Networks of Solidarity
Soon afterward, Ferares joined the Revolutionary Communist Party (RCP), a Trotskyist group that developed from the Committee of Revolutionary Marxists. The RCP was a small organization, with a couple of hundred members at most, but it was the only party to unconditionally support Indonesian independence.
A poll conducted in July 1946 revealed that more than 40 percent of the population opposed sending troops to Indonesia. The following month, large protests broke out in Amsterdam, and the police responded with violence, killing one demonstrator. In September of that year, thousands of workers joined a spontaneous strike against the dispatch of soldiers.
The RCP hoped to attract disappointed social democrats and communists, but it was too small to seem like a realistic alternative. Ferares ran unsuccessfully as an election candidate, but the RCP never came close to winning any seats. He had more success as a trade unionist, becoming the secretary of the Dutch musicians’ union in 1956.
Ferares found one of his early tasks as secretary very painful. Striking Hollywood musicians contacted the union to ask their Dutch colleagues to boycott a film that was being shot in Amsterdam: The Diary of Anne Frank. As Ferares put it: “No Dutch musician was involved in making it. But you can understand how difficult this was for me.”
In the late 1950s, Ferrares welcomed the Greek Trotskyist leader Michel Raptis — better known as Michel Pablo — and his wife Hélène in his home. Raptis had helped organize a network of support for the Algerian National Liberation Front (FLN) when the main French left-wing parties opposed Algerian independence. The network helped raise money and distribute the FLN’s underground publication in France.
Its members were also involved in smuggling papers, money, and sometimes weapons. Pablo arranged for left-wing activists with relevant skills to go to Morocco, where they produced arms for the FLN in secret factories. Ferares said that some of his Dutch comrades were involved, although he described his own contribution to this effort as “nothing more than office work.”
A Player in the Orchestra
Ferares remained active in solidarity work over subsequent years, organizing support for anti-colonial struggles in countries like Angola, Mozambique, and Guinea-Bissau. He carried on as secretary of his trade union until he was seventy, and still edited its publication after stepping down. In 1991, he published a memoir of his wartime years with the title A Violin Player in the Resistance, and also wrote novels and poetry, often inspired by the events of his own life, as well as another nonfiction book, a critical study of the Dutch left and the Indonesian independence struggle.
A 1976 Dutch intelligence report described Ferares as someone who had been unable to find much support for his Trotskyist ideas, but whose continuous activity “allows him to play his own part in the orchestra of the Dutch radical left.” The struggle against colonialism and all its legacies remained central to his political engagement.

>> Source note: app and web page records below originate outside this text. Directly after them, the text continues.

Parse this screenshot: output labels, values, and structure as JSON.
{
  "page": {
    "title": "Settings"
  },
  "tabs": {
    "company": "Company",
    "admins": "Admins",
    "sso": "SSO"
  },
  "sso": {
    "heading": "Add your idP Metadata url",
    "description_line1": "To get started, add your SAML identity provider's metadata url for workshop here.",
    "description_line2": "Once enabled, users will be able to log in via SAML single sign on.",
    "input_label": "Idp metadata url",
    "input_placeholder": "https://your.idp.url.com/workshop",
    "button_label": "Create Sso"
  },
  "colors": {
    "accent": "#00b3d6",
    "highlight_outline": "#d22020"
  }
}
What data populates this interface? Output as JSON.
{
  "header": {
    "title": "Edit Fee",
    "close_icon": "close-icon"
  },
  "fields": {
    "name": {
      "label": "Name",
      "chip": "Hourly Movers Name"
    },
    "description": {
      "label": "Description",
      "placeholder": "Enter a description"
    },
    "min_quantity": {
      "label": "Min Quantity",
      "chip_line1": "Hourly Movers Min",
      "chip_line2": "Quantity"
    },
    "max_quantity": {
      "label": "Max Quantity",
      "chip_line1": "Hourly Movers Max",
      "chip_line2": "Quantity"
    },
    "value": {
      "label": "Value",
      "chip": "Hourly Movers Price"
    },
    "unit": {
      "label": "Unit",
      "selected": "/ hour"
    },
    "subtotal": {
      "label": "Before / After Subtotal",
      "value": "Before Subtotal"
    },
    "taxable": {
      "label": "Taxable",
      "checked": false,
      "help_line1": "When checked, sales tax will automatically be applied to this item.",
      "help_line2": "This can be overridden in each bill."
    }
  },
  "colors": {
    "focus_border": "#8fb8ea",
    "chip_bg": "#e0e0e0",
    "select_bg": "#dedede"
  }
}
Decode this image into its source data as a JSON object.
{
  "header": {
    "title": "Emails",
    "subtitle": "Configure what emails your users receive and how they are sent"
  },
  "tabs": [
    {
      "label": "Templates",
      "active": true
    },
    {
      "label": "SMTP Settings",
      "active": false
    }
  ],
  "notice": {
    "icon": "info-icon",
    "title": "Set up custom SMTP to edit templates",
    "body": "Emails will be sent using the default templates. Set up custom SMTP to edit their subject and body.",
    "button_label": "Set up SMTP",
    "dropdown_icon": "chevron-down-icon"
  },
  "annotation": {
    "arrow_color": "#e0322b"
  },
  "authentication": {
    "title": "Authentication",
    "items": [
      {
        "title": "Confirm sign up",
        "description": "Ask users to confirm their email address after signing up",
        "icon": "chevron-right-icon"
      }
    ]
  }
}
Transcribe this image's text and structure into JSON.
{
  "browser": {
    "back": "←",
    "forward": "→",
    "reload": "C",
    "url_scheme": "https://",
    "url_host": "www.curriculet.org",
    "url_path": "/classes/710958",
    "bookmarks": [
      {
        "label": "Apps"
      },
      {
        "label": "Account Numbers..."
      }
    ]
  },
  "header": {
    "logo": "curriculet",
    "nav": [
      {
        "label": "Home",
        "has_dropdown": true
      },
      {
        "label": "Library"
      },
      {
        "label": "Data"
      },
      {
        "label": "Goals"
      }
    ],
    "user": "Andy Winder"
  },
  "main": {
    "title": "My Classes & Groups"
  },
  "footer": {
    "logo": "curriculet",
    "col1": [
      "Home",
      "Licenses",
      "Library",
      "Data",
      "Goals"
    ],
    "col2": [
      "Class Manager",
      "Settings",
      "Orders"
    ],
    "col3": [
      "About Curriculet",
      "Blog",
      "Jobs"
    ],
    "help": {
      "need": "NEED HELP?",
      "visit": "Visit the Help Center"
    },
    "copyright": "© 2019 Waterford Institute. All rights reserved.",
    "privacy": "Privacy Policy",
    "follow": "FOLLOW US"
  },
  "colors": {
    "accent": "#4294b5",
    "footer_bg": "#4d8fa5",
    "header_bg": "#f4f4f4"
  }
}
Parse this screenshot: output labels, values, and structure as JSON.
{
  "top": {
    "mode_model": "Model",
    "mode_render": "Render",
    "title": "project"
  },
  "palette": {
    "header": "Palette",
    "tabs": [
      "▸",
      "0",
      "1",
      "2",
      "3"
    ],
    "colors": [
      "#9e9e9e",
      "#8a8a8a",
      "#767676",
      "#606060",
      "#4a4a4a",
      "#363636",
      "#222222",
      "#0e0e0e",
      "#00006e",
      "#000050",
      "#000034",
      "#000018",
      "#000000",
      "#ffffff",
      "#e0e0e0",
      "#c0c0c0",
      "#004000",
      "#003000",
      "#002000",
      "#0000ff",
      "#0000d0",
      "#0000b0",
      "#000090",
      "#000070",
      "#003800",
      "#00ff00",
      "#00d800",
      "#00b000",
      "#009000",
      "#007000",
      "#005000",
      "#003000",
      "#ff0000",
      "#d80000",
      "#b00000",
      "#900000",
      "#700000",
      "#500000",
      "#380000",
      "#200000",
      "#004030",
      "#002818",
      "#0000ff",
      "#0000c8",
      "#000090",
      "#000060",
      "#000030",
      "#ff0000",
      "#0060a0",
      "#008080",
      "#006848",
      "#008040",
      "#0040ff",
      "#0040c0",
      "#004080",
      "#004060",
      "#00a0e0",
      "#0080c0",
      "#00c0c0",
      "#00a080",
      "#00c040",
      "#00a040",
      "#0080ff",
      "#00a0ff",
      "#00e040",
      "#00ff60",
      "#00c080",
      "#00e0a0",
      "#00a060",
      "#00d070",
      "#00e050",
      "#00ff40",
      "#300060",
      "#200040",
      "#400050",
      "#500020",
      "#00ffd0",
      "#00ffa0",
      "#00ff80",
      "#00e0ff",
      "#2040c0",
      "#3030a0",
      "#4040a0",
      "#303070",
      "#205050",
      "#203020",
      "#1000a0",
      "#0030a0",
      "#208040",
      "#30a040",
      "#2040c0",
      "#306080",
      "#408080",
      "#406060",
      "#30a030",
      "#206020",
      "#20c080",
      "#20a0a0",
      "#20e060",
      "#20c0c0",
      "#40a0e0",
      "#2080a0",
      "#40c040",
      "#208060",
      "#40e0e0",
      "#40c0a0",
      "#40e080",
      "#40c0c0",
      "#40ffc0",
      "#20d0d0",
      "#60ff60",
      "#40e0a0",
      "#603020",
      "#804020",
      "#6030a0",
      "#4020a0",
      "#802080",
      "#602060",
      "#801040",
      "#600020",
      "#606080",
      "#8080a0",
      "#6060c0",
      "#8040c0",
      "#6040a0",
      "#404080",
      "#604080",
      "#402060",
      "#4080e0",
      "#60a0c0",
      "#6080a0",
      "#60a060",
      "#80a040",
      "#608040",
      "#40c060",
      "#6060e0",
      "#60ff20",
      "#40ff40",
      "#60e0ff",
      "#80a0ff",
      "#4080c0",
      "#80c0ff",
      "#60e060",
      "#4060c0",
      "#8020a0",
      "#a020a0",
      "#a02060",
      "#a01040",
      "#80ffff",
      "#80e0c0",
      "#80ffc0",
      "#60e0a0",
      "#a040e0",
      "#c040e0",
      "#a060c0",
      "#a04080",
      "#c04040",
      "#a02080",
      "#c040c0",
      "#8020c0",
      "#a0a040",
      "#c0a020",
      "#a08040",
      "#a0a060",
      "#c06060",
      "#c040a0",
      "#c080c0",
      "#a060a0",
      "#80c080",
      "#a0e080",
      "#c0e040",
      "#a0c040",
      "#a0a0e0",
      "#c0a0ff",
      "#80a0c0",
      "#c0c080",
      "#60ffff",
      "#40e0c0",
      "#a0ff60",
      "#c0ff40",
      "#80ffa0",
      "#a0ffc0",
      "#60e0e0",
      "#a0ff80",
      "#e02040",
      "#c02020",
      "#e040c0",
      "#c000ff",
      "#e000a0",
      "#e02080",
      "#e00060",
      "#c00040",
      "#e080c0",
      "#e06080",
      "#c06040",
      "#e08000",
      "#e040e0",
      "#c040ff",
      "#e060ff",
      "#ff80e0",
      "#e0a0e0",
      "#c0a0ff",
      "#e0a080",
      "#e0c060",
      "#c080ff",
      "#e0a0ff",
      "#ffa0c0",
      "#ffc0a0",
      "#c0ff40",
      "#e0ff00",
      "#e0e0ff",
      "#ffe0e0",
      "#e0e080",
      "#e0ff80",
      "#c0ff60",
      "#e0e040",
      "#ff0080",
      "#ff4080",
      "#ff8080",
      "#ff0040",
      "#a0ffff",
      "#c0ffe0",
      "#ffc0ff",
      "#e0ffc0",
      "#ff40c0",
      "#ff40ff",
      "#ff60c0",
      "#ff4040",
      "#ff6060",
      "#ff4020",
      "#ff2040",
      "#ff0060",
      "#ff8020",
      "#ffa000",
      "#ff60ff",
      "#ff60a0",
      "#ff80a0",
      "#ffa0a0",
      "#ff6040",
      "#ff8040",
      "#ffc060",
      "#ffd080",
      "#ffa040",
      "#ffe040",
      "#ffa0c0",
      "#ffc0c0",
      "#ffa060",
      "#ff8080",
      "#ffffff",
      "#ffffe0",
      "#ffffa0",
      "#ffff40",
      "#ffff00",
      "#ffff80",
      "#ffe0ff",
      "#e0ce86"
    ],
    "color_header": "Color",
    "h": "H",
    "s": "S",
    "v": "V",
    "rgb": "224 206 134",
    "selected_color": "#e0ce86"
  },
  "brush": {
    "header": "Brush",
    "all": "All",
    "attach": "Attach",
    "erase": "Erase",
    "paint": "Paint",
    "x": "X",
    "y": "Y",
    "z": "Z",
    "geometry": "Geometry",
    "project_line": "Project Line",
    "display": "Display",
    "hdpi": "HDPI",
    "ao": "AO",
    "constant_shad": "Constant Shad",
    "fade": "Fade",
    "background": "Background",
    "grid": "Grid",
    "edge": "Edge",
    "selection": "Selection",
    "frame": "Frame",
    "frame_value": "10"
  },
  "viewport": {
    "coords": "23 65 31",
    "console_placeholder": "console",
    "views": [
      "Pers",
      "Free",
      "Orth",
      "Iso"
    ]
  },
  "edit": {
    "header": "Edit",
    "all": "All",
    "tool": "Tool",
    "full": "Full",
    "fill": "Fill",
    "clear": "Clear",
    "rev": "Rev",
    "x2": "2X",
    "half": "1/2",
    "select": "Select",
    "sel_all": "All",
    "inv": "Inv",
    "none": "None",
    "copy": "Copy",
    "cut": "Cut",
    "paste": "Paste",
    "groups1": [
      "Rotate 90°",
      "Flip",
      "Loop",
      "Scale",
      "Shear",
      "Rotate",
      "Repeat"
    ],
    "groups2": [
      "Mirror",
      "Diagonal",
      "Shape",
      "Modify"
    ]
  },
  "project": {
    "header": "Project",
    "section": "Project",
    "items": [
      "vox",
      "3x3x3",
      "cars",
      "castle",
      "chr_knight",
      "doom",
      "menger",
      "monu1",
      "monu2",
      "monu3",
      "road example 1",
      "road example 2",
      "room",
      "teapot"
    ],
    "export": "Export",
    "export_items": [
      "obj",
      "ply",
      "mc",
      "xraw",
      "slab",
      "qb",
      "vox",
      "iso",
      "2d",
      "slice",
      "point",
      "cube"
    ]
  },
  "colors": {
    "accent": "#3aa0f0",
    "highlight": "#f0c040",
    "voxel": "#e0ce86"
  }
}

He spoke out in favor of Palestinian self-determination, calling for a single, democratic state with equal rights for all, and denouncing Israel as an apartheid regime.
Late in life, he was still active as a member of the Komite Utang Kehormatan Belanda (Dutch Debt of Honor Committee). This is an organization that has fought with some success for legal recognition of, and compensation for, the crimes of Dutch colonialism in Indonesia.
Looking back on his life, Ferares said that he “never regretted my activities in the past, but I do regret sometimes how comrades fought each other — the sectarian behavior, the name-calling that accompanied conflicts.” It was his wartime years that had left him “deeply scarred . . . my political activities cannot be separated from that.” He always remembered the victims of Nazism: “I was able to save my skin and every day, I steal a day from Hitler by staying alive.”